__Entries supplied__:
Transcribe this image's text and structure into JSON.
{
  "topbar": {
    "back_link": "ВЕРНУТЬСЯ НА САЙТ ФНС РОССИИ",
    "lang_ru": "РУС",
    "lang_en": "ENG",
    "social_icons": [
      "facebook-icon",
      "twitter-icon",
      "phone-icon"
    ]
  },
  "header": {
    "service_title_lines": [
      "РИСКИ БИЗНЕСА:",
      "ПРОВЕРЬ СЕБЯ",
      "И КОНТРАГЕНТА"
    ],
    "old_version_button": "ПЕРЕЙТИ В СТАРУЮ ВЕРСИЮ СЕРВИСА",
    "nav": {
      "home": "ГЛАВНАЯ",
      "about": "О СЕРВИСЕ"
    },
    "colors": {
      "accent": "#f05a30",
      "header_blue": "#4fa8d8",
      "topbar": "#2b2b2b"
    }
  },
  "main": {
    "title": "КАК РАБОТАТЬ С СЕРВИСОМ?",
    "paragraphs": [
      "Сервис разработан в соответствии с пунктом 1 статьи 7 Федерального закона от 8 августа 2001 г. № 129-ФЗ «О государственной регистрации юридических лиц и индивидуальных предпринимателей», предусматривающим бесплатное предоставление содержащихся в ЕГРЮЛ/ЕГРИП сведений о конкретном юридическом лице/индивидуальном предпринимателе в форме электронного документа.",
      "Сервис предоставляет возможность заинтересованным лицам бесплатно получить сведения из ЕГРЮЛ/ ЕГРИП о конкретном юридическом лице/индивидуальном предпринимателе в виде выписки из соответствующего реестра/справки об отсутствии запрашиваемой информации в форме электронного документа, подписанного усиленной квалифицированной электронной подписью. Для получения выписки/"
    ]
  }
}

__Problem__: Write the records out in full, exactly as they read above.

__Completed task__:
Transcribe this image's text and structure into JSON.
{
  "topbar": {
    "back_link": "ВЕРНУТЬСЯ НА САЙТ ФНС РОССИИ",
    "lang_ru": "РУС",
    "lang_en": "ENG",
    "social_icons": [
      "facebook-icon",
      "twitter-icon",
      "phone-icon"
    ]
  },
  "header": {
    "service_title_lines": [
      "РИСКИ БИЗНЕСА:",
      "ПРОВЕРЬ СЕБЯ",
      "И КОНТРАГЕНТА"
    ],
    "old_version_button": "ПЕРЕЙТИ В СТАРУЮ ВЕРСИЮ СЕРВИСА",
    "nav": {
      "home": "ГЛАВНАЯ",
      "about": "О СЕРВИСЕ"
    },
    "colors": {
      "accent": "#f05a30",
      "header_blue": "#4fa8d8",
      "topbar": "#2b2b2b"
    }
  },
  "main": {
    "title": "КАК РАБОТАТЬ С СЕРВИСОМ?",
    "paragraphs": [
      "Сервис разработан в соответствии с пунктом 1 статьи 7 Федерального закона от 8 августа 2001 г. № 129-ФЗ «О государственной регистрации юридических лиц и индивидуальных предпринимателей», предусматривающим бесплатное предоставление содержащихся в ЕГРЮЛ/ЕГРИП сведений о конкретном юридическом лице/индивидуальном предпринимателе в форме электронного документа.",
      "Сервис предоставляет возможность заинтересованным лицам бесплатно получить сведения из ЕГРЮЛ/ ЕГРИП о конкретном юридическом лице/индивидуальном предпринимателе в виде выписки из соответствующего реестра/справки об отсутствии запрашиваемой информации в форме электронного документа, подписанного усиленной квалифицированной электронной подписью. Для получения выписки/"
    ]
  }
}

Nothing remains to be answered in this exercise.